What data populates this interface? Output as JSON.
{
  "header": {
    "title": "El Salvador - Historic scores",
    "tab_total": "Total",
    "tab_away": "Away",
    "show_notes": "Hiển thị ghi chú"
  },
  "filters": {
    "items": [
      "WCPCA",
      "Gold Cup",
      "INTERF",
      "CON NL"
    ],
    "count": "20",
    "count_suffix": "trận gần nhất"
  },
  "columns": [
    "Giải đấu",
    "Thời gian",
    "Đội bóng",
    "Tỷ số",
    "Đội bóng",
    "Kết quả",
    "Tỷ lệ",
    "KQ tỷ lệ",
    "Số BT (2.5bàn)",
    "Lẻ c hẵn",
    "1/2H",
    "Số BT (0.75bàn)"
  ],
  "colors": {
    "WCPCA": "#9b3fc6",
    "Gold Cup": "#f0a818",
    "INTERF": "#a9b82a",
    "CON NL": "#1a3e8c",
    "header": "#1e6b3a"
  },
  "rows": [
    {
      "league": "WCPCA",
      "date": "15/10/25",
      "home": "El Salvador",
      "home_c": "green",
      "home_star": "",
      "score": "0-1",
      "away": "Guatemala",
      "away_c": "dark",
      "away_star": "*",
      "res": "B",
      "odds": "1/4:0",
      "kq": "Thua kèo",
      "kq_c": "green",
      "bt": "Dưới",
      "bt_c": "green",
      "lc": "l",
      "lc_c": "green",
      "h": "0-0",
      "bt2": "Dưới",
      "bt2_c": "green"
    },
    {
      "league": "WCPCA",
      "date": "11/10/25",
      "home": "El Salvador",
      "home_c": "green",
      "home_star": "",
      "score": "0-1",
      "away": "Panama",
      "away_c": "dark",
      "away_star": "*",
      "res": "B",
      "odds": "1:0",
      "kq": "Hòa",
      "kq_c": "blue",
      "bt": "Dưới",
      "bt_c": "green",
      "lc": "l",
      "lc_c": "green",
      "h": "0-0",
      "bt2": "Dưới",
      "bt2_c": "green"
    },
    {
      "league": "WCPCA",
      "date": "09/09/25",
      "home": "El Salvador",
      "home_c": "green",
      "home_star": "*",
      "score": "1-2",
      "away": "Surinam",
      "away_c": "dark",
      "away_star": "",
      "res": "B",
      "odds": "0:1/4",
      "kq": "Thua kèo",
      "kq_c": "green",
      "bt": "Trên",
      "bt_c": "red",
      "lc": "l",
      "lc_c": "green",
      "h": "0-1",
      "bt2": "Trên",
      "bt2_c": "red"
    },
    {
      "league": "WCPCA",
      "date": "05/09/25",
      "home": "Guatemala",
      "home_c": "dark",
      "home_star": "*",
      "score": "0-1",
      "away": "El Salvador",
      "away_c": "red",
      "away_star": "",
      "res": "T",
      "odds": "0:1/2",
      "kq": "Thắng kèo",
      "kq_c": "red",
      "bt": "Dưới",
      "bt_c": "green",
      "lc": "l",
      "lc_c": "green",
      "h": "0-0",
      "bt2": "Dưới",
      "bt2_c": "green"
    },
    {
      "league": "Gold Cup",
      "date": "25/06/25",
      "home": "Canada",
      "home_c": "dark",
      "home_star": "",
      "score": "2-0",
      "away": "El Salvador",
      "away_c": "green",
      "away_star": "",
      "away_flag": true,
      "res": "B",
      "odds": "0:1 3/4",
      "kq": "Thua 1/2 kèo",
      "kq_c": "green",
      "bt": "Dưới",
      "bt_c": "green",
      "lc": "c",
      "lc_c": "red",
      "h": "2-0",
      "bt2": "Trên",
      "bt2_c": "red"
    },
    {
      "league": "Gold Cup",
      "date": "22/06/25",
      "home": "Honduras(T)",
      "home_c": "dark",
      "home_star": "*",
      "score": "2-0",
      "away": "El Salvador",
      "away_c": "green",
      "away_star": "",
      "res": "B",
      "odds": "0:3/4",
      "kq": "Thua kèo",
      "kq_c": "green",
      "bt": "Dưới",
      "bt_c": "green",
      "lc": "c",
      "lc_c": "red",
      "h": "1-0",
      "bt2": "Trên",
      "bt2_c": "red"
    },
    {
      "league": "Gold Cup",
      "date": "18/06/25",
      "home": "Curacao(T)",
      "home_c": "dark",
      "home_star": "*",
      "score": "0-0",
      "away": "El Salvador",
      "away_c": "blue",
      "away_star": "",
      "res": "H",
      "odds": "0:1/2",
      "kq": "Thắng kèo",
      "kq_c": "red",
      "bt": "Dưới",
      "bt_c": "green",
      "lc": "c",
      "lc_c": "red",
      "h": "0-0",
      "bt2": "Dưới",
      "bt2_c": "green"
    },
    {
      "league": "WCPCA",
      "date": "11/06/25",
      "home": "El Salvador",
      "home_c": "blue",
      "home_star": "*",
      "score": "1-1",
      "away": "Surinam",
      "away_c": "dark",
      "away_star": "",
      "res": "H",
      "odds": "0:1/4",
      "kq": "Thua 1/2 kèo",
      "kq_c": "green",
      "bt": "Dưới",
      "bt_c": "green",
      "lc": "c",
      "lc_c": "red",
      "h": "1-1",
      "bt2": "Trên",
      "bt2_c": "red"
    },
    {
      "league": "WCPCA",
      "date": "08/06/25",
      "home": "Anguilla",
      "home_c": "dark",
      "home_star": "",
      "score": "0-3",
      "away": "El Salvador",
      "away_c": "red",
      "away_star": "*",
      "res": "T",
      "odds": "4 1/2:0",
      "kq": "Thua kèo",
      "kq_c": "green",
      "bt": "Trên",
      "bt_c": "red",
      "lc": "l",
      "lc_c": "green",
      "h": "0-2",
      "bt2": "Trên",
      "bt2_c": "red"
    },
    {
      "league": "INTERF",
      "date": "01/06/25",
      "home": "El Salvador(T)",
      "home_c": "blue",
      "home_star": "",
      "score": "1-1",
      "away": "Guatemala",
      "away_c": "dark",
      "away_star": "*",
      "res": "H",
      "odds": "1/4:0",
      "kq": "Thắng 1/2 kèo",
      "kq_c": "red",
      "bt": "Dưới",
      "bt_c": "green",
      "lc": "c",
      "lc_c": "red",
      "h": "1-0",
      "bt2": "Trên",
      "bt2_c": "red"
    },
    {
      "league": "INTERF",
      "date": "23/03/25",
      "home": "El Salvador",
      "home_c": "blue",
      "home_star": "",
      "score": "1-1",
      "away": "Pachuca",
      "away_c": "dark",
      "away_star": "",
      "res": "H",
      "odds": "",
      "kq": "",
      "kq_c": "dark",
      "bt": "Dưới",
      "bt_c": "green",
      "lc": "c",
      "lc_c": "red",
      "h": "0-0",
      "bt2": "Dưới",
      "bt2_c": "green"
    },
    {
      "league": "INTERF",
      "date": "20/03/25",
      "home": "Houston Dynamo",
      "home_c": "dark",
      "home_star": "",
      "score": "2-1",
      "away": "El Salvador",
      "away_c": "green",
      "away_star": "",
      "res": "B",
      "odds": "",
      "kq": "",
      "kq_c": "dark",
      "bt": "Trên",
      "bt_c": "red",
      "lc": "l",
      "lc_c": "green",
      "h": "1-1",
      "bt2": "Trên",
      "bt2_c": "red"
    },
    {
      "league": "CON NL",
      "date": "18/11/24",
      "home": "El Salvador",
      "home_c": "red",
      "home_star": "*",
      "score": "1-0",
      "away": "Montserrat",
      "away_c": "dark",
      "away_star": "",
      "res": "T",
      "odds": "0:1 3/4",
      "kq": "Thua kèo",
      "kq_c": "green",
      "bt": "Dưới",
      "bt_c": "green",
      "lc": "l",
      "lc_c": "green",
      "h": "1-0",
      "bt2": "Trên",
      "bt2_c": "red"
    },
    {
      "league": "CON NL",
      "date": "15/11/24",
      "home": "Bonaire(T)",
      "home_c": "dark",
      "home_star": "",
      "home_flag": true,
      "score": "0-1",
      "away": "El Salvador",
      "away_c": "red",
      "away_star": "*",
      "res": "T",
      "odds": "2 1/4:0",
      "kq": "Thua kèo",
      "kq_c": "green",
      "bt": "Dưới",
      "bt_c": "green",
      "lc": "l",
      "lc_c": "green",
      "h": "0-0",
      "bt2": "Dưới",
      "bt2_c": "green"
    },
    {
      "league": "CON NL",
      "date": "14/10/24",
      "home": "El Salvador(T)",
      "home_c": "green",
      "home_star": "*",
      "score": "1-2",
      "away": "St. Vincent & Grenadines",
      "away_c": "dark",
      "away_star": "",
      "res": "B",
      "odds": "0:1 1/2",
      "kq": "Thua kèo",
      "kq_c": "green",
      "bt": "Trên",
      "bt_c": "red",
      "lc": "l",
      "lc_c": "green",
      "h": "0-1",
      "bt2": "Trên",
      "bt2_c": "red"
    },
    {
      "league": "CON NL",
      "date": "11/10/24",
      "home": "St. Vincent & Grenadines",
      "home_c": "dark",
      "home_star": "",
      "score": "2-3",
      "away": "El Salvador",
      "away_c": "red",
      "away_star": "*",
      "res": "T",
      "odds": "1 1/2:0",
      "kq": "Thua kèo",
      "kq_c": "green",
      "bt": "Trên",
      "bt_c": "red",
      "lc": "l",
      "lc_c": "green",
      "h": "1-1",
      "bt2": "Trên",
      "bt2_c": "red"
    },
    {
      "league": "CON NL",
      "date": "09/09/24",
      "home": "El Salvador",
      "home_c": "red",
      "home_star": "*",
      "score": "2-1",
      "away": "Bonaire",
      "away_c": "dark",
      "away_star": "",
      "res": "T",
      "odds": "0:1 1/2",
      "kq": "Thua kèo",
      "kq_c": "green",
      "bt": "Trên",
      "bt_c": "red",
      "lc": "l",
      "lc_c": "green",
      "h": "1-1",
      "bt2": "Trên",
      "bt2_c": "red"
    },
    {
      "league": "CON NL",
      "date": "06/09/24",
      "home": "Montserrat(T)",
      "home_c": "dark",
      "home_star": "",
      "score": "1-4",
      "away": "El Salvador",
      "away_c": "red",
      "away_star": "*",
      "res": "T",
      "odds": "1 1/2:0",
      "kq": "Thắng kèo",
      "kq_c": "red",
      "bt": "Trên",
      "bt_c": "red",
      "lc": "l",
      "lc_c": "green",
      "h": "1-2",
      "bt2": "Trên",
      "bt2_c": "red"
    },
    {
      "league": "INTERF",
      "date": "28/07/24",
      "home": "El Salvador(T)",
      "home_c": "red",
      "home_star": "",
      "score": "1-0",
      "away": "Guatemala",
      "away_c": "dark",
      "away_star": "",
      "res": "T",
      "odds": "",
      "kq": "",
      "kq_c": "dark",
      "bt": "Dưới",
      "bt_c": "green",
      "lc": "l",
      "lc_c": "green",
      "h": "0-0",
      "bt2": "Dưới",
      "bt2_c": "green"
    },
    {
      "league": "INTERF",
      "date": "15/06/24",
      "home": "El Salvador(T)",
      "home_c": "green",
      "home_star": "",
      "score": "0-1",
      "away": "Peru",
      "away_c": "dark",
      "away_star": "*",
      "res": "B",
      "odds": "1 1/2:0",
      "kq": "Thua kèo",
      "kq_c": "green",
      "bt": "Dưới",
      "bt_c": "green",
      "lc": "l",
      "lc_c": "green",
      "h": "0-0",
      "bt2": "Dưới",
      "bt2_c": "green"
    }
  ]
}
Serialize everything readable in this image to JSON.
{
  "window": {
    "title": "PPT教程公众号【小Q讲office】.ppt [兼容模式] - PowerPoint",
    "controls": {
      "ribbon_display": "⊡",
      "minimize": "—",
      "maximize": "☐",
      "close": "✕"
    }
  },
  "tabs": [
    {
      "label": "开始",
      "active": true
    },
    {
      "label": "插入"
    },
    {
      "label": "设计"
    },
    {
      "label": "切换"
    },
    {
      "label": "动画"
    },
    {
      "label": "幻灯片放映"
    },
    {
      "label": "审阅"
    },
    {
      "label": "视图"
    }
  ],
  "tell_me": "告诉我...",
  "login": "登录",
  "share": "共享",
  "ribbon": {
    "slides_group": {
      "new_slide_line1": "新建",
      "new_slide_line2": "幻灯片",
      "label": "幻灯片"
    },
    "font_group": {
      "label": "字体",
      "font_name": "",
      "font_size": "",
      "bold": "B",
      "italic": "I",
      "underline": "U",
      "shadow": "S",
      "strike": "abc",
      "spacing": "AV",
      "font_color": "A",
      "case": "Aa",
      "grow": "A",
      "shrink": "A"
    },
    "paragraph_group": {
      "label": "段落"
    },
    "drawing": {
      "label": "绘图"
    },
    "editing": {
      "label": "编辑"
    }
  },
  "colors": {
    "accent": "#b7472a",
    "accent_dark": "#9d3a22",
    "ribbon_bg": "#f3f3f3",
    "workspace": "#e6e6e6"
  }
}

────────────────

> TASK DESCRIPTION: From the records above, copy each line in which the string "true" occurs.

> RESPONSE TO THE EXERCISE:
      "away_flag": true,
      "home_flag": true,
      "active": true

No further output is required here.